===== Available data
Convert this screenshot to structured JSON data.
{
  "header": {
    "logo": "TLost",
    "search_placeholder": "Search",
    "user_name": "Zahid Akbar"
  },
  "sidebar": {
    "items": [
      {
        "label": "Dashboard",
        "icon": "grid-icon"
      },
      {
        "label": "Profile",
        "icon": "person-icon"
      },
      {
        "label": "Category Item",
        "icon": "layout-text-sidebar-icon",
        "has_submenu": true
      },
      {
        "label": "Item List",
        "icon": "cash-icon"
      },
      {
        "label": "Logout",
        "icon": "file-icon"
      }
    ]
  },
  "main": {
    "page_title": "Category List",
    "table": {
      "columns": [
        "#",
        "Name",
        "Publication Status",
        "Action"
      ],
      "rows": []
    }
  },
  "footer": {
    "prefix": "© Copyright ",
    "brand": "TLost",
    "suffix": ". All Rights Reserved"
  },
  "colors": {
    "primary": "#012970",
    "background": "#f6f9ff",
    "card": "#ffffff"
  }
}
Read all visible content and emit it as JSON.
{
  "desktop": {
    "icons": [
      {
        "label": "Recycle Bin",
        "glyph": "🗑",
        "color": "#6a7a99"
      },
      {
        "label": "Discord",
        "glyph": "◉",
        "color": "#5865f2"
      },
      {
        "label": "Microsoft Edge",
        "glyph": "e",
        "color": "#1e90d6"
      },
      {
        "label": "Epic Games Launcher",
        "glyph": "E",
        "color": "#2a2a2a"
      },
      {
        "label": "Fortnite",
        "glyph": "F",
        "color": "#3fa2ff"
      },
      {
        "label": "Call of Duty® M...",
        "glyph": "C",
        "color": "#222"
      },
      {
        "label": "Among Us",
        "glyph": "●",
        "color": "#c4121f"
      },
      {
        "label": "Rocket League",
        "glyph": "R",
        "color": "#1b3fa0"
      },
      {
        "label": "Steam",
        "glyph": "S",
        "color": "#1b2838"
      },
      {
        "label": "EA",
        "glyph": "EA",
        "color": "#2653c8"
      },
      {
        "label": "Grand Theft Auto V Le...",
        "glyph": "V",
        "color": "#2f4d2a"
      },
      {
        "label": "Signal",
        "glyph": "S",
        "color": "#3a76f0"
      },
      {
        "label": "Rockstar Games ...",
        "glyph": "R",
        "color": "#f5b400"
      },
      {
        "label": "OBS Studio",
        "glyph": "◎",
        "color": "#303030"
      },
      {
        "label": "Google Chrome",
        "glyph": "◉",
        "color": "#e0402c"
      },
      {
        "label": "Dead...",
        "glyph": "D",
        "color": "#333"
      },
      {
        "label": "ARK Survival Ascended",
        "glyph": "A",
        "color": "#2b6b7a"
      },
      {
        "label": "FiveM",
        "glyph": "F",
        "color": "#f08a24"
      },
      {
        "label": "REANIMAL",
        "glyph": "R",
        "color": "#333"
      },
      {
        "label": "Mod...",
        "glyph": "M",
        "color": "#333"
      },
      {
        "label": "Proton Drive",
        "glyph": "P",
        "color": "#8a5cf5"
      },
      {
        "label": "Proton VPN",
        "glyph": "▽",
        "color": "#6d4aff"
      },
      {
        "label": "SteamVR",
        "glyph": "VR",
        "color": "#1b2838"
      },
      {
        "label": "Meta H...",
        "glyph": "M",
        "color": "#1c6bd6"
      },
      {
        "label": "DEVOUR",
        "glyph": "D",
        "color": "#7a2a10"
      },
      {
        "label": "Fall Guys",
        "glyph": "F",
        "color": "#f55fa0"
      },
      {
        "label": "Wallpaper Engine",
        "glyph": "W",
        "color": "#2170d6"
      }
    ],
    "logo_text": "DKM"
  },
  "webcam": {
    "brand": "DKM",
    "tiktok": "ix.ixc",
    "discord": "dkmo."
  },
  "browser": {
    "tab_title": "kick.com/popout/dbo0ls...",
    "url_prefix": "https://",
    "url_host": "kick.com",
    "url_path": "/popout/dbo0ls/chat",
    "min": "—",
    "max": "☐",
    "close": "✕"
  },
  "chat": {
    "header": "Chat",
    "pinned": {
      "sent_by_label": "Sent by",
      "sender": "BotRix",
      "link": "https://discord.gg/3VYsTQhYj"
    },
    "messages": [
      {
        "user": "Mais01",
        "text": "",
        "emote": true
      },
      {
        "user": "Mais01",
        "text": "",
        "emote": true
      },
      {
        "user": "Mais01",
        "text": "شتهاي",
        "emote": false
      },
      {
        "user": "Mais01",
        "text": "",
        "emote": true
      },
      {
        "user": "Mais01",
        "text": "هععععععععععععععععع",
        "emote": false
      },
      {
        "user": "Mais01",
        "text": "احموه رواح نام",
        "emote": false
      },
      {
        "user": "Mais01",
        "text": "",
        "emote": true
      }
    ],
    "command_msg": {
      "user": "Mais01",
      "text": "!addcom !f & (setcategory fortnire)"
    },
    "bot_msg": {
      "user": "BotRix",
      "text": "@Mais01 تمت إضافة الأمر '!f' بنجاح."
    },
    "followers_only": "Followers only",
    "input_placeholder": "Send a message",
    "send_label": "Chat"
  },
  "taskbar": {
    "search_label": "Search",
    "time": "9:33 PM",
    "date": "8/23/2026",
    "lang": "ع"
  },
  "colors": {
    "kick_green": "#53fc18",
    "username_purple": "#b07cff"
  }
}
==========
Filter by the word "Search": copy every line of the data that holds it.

**Finished exercise**
    "search_placeholder": "Search",
    "search_label": "Search",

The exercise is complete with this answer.